This executive summary is directed at state staff engaged in building an early childhood system. It offers a framework for evaluating systems initiatives that connects the diverse elements involved in systems change. The executive summary includes general principles for evaluating systems initiatives and figures that support states in developing a theory of change and making decisions around evaluation planning.
Source: Coffman, Julia. (2007). BUILD Initiative. Framework for Evaluating Systems Initiatives (executive summary). Retrieved from http://buildinitiative.org/WhatsNew/ViewArticle/tabid/96/ArticleId/621/Framework-for-Evaluating-Systems-Initiatives.aspx
This brief is written for early childhood researchers, program developers, and funders and seeks to introduce the importance of measuring implementation at multiple system levels and proposes tools for doing so, including a cascading logic model that makes connections between the outcomes and resources of different systems. The brief uses two illustrative examples:
Source: Berghout, Anne M., Lokteff, Maegan, Paulsell, Diane. (2013). OPRE. Retrieved from http://www.acf.hhs.gov/programs/opre/resource/measuring-implementation-of-early-childhood-interventions-at-multiple
This workbook is written for public health program managers, administrators, and evaluators to support their construction of an effective evaluation report. It encourages a shared understanding of what constitutes a final evaluation report for people with all levels of evaluation experience. The workbook outlines six steps for report development and provides worksheets and examples for each step. It offers exercises on outlining a report, communicating results, and stakeholder inclusion. It is especially geared toward stakeholder participation in reporting which will help states as they consider how to include stakeholders in their SSIP.
Source: Centers for Disease Control and Prevention, National Center for Chronic Disease Prevention and Health Promotion, Office on Smoking and Health, Division of Nutrition, Physical Activity and Obesity. (2013). Developing an effective evaluation report: Setting the course for effective program evaluation. Retrieved from https://www.cdc.gov/eval/materials/developing-an-effective-evaluation-report_tag508.pdf
This guide is written for a broad audience to clarify the what, why, and how of logic models: what logic models are and the different types; why a program should develop a logic model; and how a logic model can be used to guide implementation and plan for evaluation. The guide includes templates and checklists that states can use to apply it to their specific SSIP. It provides useful explanations and definitions of evaluation terminology.
Source: W.K. Kellogg Foundation (Updated 2004). Retrieved from https://www.wkkf.org/resource-directory/resource/2006/02/wk-kellogg-foundation-logic-model-development-guide
This presentation is geared toward helping practitioners develop useful logic models.

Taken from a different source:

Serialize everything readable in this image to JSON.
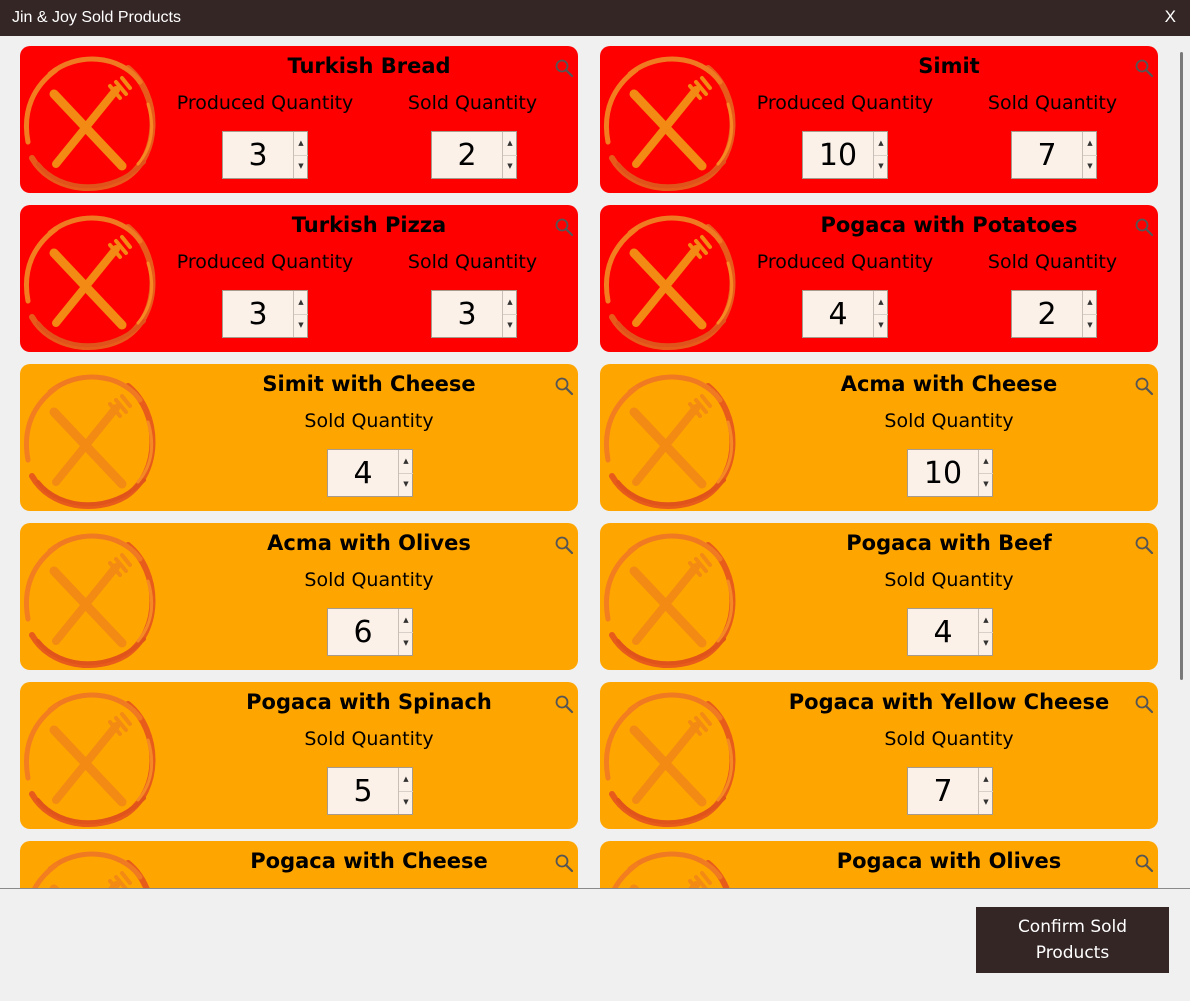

The slides address the hallmarks of well-constructed, useful logic models and how to use logic model for program evaluation planning, implementation, and using the findings. The slides do a nice job of breaking down and explaining the different components and terminology associated with a logic model. Additional resources and sites are also included. States can use this presentation as an introduction to logic models and as guidance for key components to create a meaningful logic model for their SSIP evaluation.
Source: Honeycutt, S. & Kegler, M. C. (2010). Honeycutt, S. & Kegler, M. C. AEA/CDC 2010 Summer Evaluation Institute. Retrieved from http://comm.eval.org/viewdocument/?DocumentKey=79c7da3d-6978-452c-8e8b-7056d3626966
The contents of this document were developed under cooperative agreement numbers # H326R140006 (DaSy), #H326P120002 (ECTA Center), and #H326R140006 (NCSI) from the Office of Special Education Programs, U.S. Department of Education. Opinions expressed herein do not necessarily represent the policy of the US Department of Education, and you should not assume endorsement by the Federal Government.
Project Officers: Meredith Miceli & Richelle Davis (DaSy), Julia Martin Eile (ECTA Center) and Perry Williams & Shedeh Hajghassemali (NCSI)